Back when I was growing up in the 1950’s, around NYC, the Beatniks, who were very cool, had a certain attitude to the fifties conformist culture that surrounded them, and which they clearly disdained, probably in a somewhat arrogant fashion. This disdain was most precisely expressed by the consistent use of a prefix, a word, “pseudo”, that they attached to just about everything in the then conventional world of the 1950’s.
You had pseudo-artists, pseudo-liberals, pseudo-capitalists, pseudo-actors, pseudo-poetry, pseudo-unions, pseudo-tv, I guess there was even a pseudo-pseudo, who knows?
Well for those of us coming of age in the 1960’s around NYC, while we were not Beatniks they did have a certain influence on how we looked at things. And the idea (though not the word) of “pseudo” was one of them. We wanted the real thing, and in music that meant we wanted songs written by singers, not by Tin Pan Alley, and played on real instruments we could hear and see, not some electronic contraption. Authenticity was what we were looking for.
So today’s electronic music, while catchy, has always been something of a no-no for a character like me. I am sorry, you are who you are, as they say.
Well, that changed somewhat, when I heard/saw the video for Wake Me Up. I am not sure I understand the way this was made with a DJ (who is credited with the song), a lyricist, a musician, and a singer, and a director, but the composite work of art is very impressive and that is what is important.
From the acting, to the directing, to the singing, to the mix, this collaboration seems just about perfect to me.

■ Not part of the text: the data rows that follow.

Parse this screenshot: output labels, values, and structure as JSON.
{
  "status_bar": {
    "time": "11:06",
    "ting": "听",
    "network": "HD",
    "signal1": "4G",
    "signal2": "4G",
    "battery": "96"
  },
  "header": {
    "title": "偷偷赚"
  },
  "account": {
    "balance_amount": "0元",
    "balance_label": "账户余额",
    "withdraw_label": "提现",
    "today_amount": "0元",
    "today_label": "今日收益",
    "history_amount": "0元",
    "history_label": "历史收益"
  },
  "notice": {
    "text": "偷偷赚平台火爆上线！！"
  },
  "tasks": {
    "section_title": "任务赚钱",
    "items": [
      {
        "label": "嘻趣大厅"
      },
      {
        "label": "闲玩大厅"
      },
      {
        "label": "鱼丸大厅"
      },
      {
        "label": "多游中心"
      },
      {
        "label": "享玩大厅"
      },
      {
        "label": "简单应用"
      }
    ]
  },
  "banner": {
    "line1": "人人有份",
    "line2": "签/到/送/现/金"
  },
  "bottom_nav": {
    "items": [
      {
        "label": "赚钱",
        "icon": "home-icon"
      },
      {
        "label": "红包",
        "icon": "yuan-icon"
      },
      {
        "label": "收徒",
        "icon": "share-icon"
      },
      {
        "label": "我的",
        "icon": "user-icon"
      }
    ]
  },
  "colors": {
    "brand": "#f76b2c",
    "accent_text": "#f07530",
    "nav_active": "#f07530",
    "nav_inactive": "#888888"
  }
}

A lot of the videos I see today really seem to be dance, or party videos and I suppose if the actors and actresses are attractive enough, they may hold you for a few views. But after awhile, just seeing people, however attractive, jump around, does not necessarily inspire me to either watch the video or purchase the song, or in fact, jump around. What I like about this video, is the story line, which seems to match not just the lyrics, but the entire atmosphere of the music.
Sure you could say the video is simplistic. Finding out who you are, and where you belong is hardly a new message. But remember this storyline has to take place in a few quick minutes and the whole idea revolves around the emotions captured, the rejection, and alienation, and then the joy of being part of something bigger then yourself.

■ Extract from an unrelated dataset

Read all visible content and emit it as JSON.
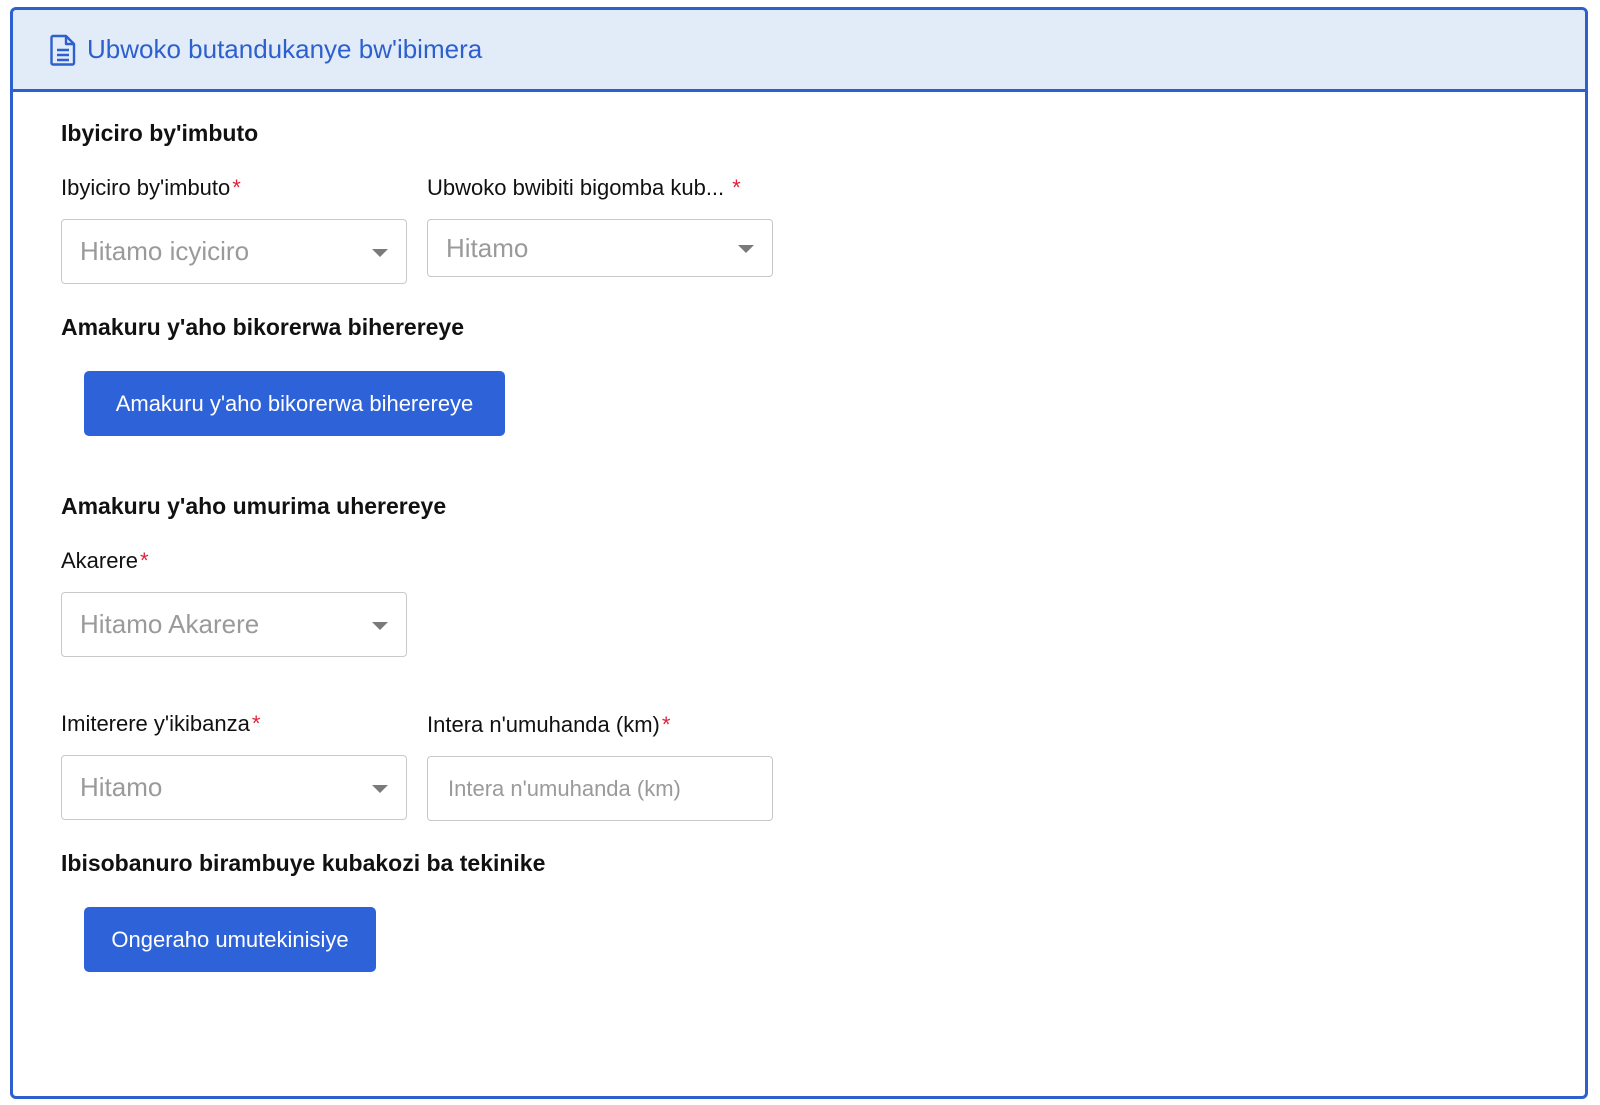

Also I must admit, the acoustic guitar, and the soaring vocals, not only fit the storyline, but add a touch of familiarity and were well done.
Not to mention the beautiful actress and cute little girl!
At one time a genre generally referred to as fusion jazz flourished in the music industry.
This production reminds of a fusion type of music/video and I hope more artists will create collaborations like this one.